Designed, and now redesigned, by the best to be
Thank you to Nicklaus Design, to the Golden Bear himself, Jack Nicklaus,
and to all of our partners for their roles in the Bear’s Paw 35th Anniversary
Renovation, which was named the best course renovation in the state of Florida
and a top-three “Renovation of the Year” nationwide by Golf Inc. Magazine.
See more at
The renovation needs to be strategic, he
“It is vital to determine where the facility
is positioned within the marketplace and
make investments to accommodate neces-
sary changes,” he said. “Out-spending the
competition rarely works.”
And the bulk of the work is not exactly
sexy, he added.
“All solid golf course renovations start

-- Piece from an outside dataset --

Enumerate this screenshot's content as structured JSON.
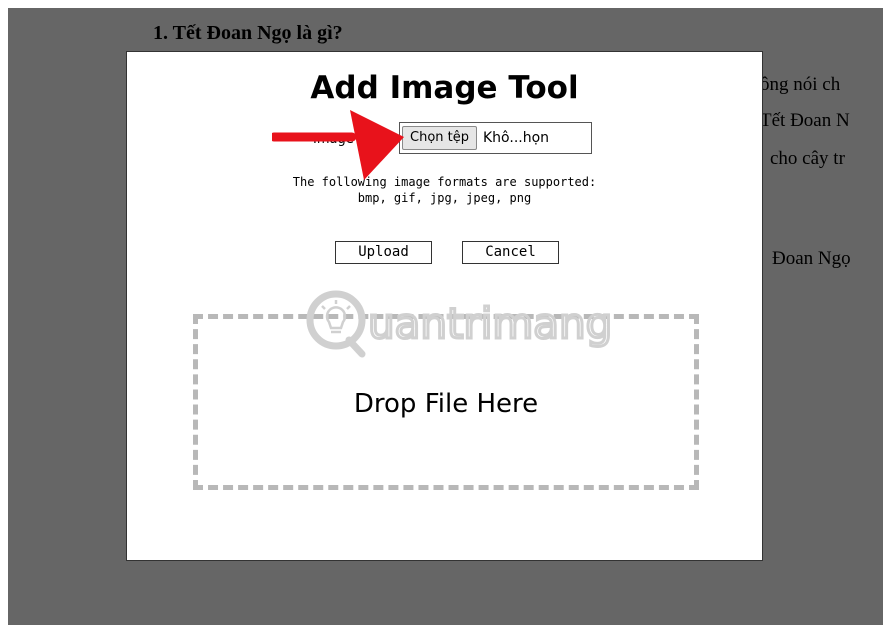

with the infrastructure — drainage, irriga-
tion, soils and greens, etc. — because 80 to
90 percent of the cost and quality of a golf

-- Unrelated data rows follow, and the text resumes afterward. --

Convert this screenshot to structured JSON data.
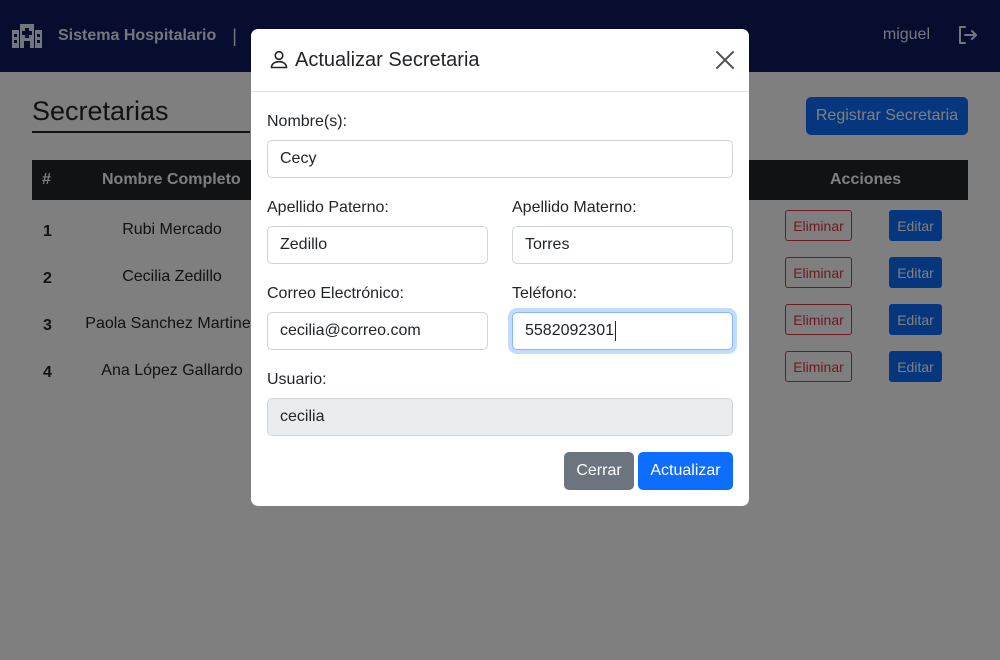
{
  "navbar": {
    "brand": "Sistema Hospitalario",
    "separator": "|",
    "user": "miguel",
    "logo_icon": "hospital-icon",
    "logout_icon": "logout-icon",
    "bg_color": "#0d1b5e"
  },
  "page": {
    "title": "Secretarias",
    "register_button": "Registrar Secretaria"
  },
  "table": {
    "headers": {
      "num": "#",
      "name": "Nombre Completo",
      "actions": "Acciones"
    },
    "rows": [
      {
        "num": "1",
        "name": "Rubi Mercado",
        "delete": "Eliminar",
        "edit": "Editar"
      },
      {
        "num": "2",
        "name": "Cecilia Zedillo",
        "delete": "Eliminar",
        "edit": "Editar"
      },
      {
        "num": "3",
        "name": "Paola Sanchez Martinez",
        "delete": "Eliminar",
        "edit": "Editar"
      },
      {
        "num": "4",
        "name": "Ana López Gallardo",
        "delete": "Eliminar",
        "edit": "Editar"
      }
    ]
  },
  "modal": {
    "title": "Actualizar Secretaria",
    "title_icon": "user-icon",
    "close_icon": "close-icon",
    "fields": {
      "nombre": {
        "label": "Nombre(s):",
        "value": "Cecy"
      },
      "apellido_paterno": {
        "label": "Apellido Paterno:",
        "value": "Zedillo"
      },
      "apellido_materno": {
        "label": "Apellido Materno:",
        "value": "Torres"
      },
      "correo": {
        "label": "Correo Electrónico:",
        "value": "cecilia@correo.com"
      },
      "telefono": {
        "label": "Teléfono:",
        "value": "5582092301"
      },
      "usuario": {
        "label": "Usuario:",
        "value": "cecilia"
      }
    },
    "buttons": {
      "close": "Cerrar",
      "update": "Actualizar"
    }
  },
  "colors": {
    "primary": "#0d6efd",
    "danger": "#dc3545",
    "secondary": "#6c757d"
  }
}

course is below the ground and unseen by
the golfer. Start there and all subsequent
renovations, changes, adjustments and
refinements will be easy.”
So how does one know it’s time for a
renovation? The ASGSA has come up
with a list of different course features and
their expected life cycles.
For instance, greens can last anywhere
from 15 to 30 years. Tees, 15 to 20 years.
Irrigation systems can range from 10 to 30
When it comes to renovations,
Mandell’s first stop is to determine the
issues that concern the club, he said. And
those issues are normally bunkers and
Bunker technology has improved dramatically, Bergin said. While permanent
liners are more expensive to install, they
require less maintenance.
Mandell, however, isn’t convinced it
saves money. Because the bunkers are
rather new, it’s hard to say if the savings in
maintenance actually makes their installation cost-effective.
Both he and Burgin noted how a num-
ber of golf courses are removing acreage
and trees in renovation projects to open
them up. Back in the day, golf courses
were built on farmland because that didn’t
require tree removal.
Today, some courses are removing acre-
age because of water issues, not just for
play, Mandell said. “Either motivation is
Mandell also happens to be an arborist,
so he’s able to counsel golf course owners
about trees and their viability. He’s one
of the few golf architects who have that
expertise, he said.
For Mandell, there are few moments as
sweet as when a renovation is complete
and the golfers see their new course.
“There’s nothing like that payoff when a
golfer says, ‘Wow, it’s great,’” he said.